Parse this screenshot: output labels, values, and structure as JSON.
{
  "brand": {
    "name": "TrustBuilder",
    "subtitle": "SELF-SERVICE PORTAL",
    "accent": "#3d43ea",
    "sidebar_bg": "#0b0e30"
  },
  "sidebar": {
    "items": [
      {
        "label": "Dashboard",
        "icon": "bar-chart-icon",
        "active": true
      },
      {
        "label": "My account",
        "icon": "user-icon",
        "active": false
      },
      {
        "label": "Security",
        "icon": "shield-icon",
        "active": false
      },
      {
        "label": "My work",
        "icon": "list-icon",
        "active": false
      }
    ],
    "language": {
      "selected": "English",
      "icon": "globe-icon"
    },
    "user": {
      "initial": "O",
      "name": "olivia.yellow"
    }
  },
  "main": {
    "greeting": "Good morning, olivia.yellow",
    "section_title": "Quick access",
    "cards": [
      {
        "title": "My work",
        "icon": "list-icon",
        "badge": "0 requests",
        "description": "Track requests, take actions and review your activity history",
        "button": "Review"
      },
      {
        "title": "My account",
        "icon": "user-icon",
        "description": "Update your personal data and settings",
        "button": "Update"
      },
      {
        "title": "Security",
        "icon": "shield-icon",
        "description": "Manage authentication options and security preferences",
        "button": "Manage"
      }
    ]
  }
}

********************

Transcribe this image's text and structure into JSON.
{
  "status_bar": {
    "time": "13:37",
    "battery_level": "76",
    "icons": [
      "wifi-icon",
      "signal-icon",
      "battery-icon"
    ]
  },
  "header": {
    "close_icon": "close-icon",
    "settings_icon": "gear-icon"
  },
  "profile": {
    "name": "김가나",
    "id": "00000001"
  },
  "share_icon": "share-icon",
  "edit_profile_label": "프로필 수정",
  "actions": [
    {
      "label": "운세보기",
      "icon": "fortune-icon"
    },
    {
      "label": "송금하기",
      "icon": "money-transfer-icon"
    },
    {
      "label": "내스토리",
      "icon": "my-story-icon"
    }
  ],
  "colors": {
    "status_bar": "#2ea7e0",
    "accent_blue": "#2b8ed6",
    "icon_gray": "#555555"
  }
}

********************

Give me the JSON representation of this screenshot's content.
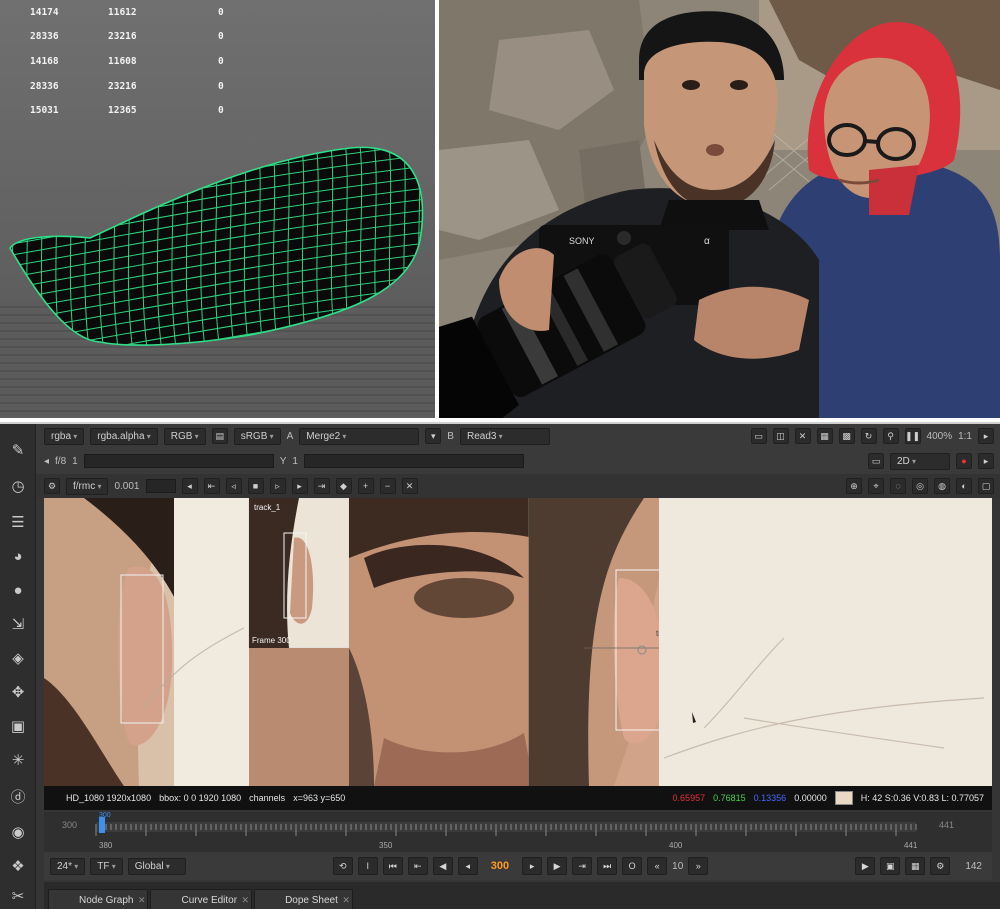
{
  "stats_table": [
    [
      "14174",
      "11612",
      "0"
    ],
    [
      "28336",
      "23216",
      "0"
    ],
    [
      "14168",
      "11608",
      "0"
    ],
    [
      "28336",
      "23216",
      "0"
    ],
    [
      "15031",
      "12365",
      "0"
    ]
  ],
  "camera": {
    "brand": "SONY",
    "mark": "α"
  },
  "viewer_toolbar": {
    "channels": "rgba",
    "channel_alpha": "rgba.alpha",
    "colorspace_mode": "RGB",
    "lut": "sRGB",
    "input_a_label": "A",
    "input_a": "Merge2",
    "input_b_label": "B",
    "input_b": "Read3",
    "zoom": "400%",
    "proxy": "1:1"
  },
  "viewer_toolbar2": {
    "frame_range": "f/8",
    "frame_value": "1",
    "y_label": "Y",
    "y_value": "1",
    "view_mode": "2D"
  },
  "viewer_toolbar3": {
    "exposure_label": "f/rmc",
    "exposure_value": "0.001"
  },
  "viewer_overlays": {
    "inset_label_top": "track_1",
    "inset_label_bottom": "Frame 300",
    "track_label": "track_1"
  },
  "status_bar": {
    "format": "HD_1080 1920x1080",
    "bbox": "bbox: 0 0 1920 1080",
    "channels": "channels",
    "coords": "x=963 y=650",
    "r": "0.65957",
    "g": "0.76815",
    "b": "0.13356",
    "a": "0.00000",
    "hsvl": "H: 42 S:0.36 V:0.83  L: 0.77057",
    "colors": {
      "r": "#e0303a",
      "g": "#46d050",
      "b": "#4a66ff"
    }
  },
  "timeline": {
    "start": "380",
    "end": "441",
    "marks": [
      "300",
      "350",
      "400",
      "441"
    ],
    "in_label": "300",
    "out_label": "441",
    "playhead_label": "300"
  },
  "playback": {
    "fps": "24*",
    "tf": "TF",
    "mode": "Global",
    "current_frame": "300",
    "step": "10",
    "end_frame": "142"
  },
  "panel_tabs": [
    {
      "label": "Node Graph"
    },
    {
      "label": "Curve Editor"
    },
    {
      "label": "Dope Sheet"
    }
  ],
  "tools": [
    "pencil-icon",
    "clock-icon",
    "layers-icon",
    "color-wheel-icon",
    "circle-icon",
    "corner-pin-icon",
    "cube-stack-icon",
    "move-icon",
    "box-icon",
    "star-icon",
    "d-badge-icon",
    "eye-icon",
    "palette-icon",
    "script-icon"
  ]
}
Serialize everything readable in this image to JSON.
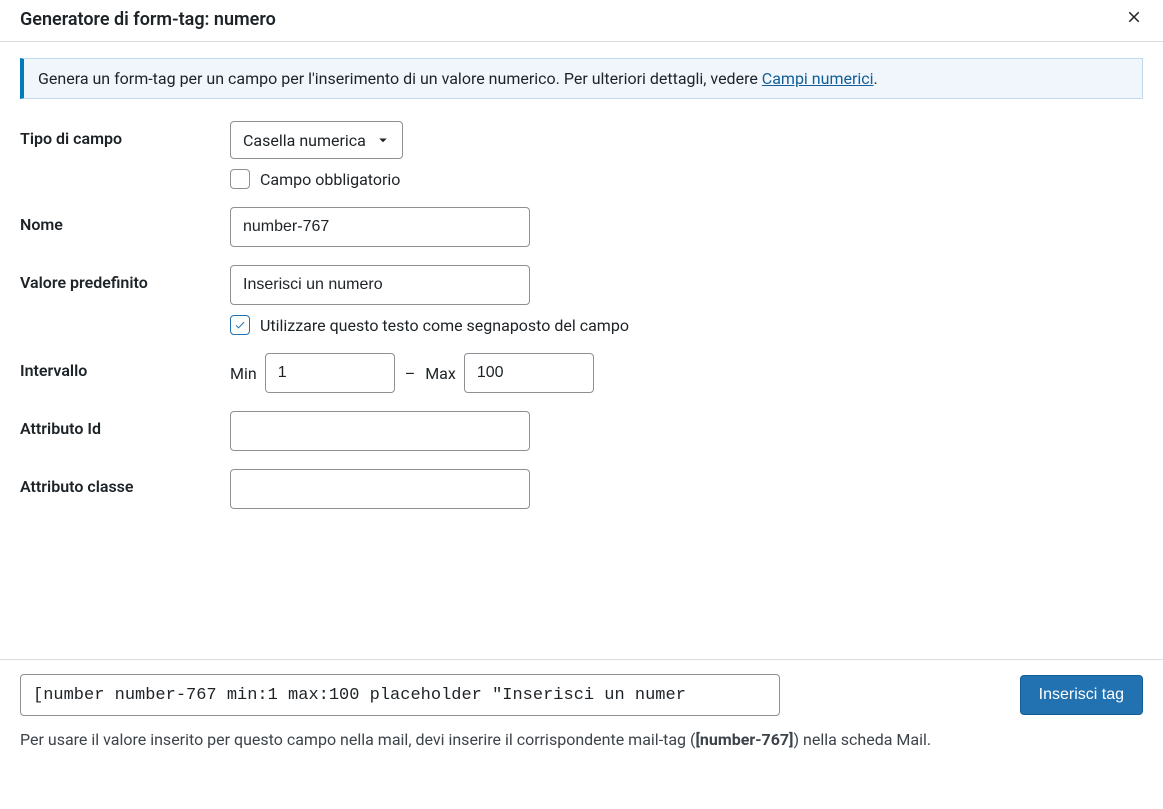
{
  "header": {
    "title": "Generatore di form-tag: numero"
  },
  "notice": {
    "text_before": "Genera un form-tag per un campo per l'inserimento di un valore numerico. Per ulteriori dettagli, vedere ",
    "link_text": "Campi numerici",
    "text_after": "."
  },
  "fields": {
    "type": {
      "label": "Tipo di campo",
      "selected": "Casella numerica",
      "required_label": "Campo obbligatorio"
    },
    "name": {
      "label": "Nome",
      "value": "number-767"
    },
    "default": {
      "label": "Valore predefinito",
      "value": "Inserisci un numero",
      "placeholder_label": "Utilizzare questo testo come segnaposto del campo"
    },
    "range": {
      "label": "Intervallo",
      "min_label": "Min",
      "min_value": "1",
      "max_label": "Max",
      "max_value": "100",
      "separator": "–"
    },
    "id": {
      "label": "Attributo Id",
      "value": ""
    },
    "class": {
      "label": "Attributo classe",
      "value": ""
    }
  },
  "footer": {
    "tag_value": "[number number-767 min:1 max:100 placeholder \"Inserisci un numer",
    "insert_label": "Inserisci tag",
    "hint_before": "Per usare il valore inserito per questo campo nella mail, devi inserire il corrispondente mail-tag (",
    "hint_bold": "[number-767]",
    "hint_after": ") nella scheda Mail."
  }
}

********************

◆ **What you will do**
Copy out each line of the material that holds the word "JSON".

◆ **Solution to this exercise**
Parse this screenshot: output labels, values, and structure as JSON.
Transcribe this image's text and structure into JSON.
Give me the JSON representation of this screenshot's content.
Serialize everything readable in this image to JSON.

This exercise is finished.